Page 346 - Whatever withdraws us from the power of our senses, whatever makes the past, the distant, or the future predominate over the present, advances us in the dignity of thinking beings. Far from me and...
Page 87 - Before me, and on either side, were high hills, which by hindering the eye from ranging, forced the mind to find entertainment for itself. Whether I spent the hour well I know not ; for here I first conceived the thought of this narration.
Page 106 - Out of one of the beds on which we were to repose started up, at our entrance, a man black as a Cyclops from the forge.
Page 276 - A Scotchman must be a very sturdy moralist, who does not love Scotland better than truth ; he will always love it better than inquiry : and if falsehood flatters his vanity, will not be very diligent to detect it.
Page 383 - Novelty and ignorance must always be reciprocal, and I cannot but be conscious that. my thoughts on national manners, are the thoughts of one who has seen but little.
Page 36 - Castle, built upon the margin of the sea, so that the walls of one of the towers seem only a continuation of a perpendicular rock, the foot of which is beaten by the waves.
Page 252 - Strong reasons for incredulity will readily occur. This faculty of seeing things out of sight is local, and commonly useless. It is a breach of the common order of things, without any visible reason or perceptible benefit. It is ascribed only to a people very little enlightened; and among them, for the most part, to the mean and ignorant.

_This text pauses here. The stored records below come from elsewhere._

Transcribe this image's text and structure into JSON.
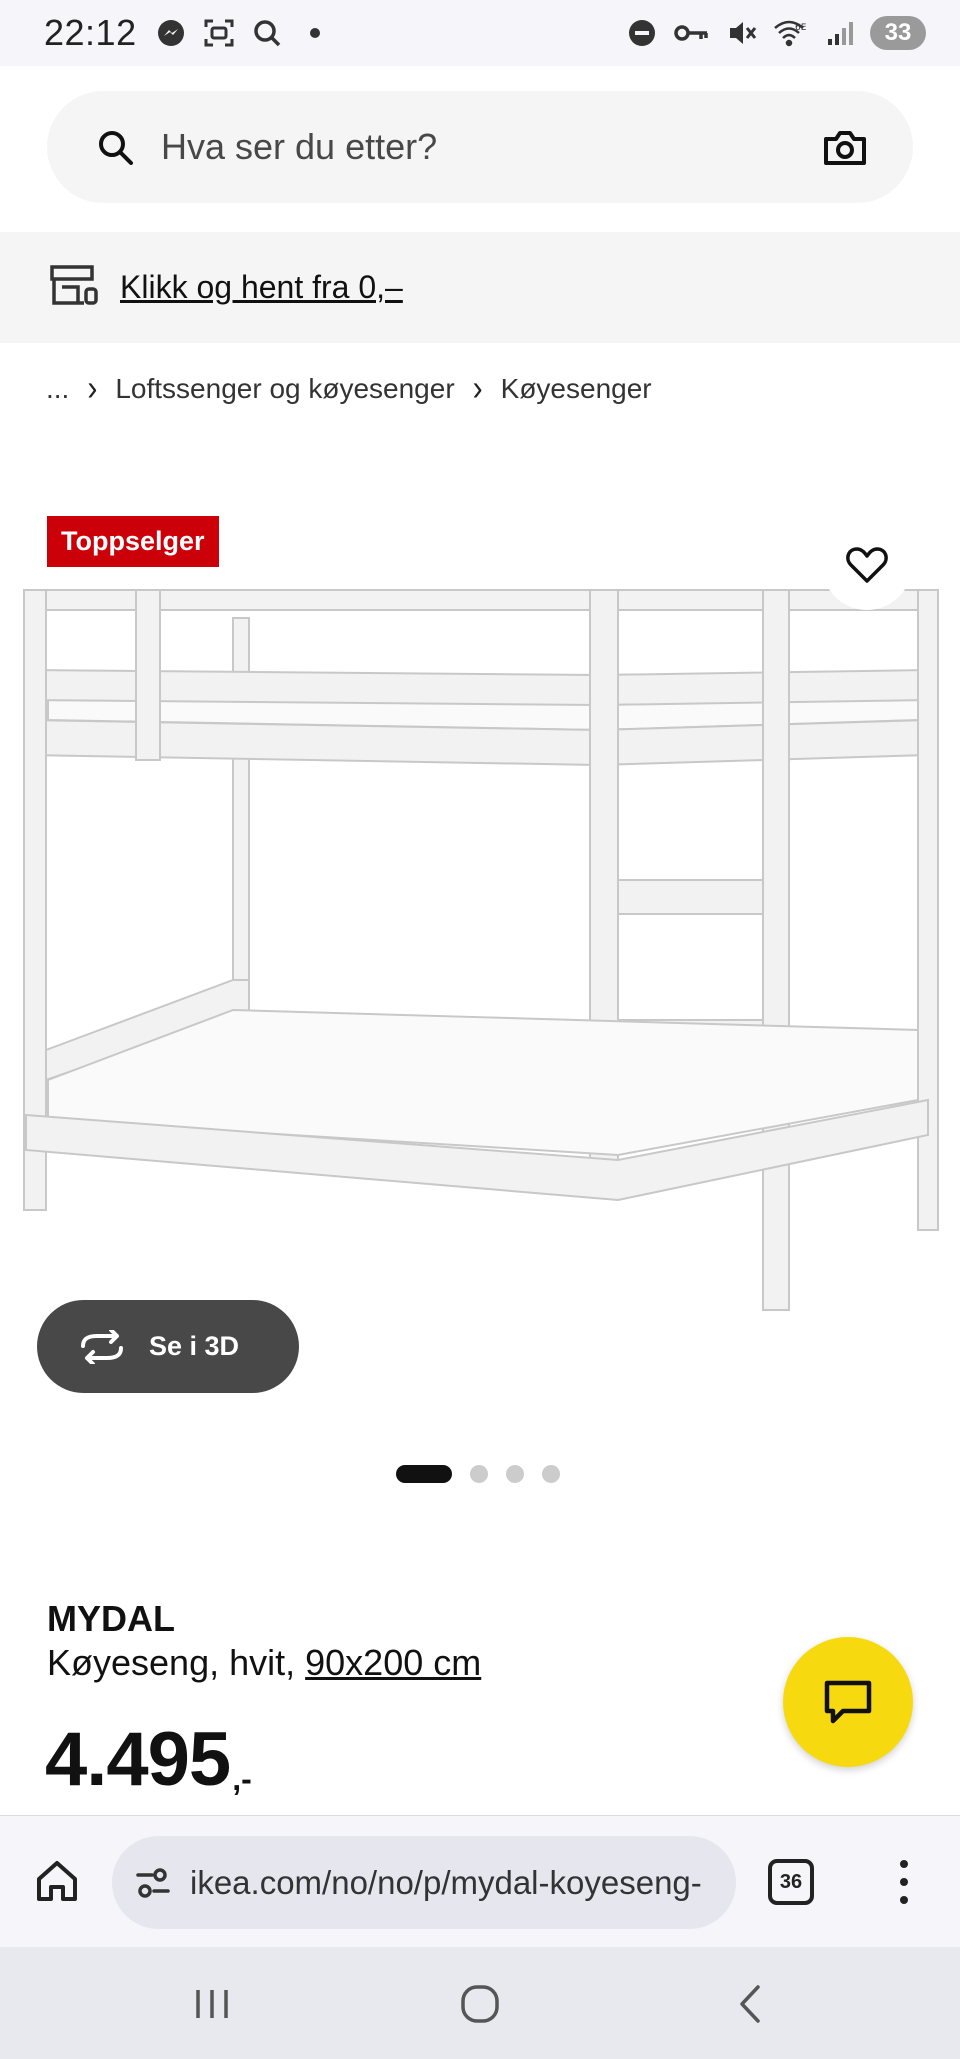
{
  "status": {
    "time": "22:12",
    "battery": "33",
    "icons_left": [
      "messenger-icon",
      "screenshot-icon",
      "search-icon",
      "dot-icon"
    ],
    "icons_right": [
      "dnd-icon",
      "key-icon",
      "mute-icon",
      "wifi-icon",
      "signal-icon"
    ]
  },
  "search": {
    "placeholder": "Hva ser du etter?"
  },
  "click_collect": {
    "label": "Klikk og hent fra 0,–"
  },
  "breadcrumb": {
    "more": "...",
    "items": [
      "Loftssenger og køyesenger",
      "Køyesenger"
    ]
  },
  "gallery": {
    "badge": "Toppselger",
    "view3d_label": "Se i 3D",
    "slides_total": 4,
    "active_slide": 1
  },
  "product": {
    "name": "MYDAL",
    "desc_prefix": "Køyeseng, hvit, ",
    "dimension": "90x200 cm",
    "price_int": "4.495",
    "price_suffix": ",-"
  },
  "browser": {
    "url": "ikea.com/no/no/p/mydal-koyeseng-",
    "tab_count": "36"
  },
  "colors": {
    "badge": "#cc0008",
    "chat": "#f7d90f",
    "button_dark": "#484848"
  }
}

Page 248 - Sight is an impression made either by the mind upon the eye, or by the eye upon the mind, by which things distant or future are perceived, and seen as if they were present.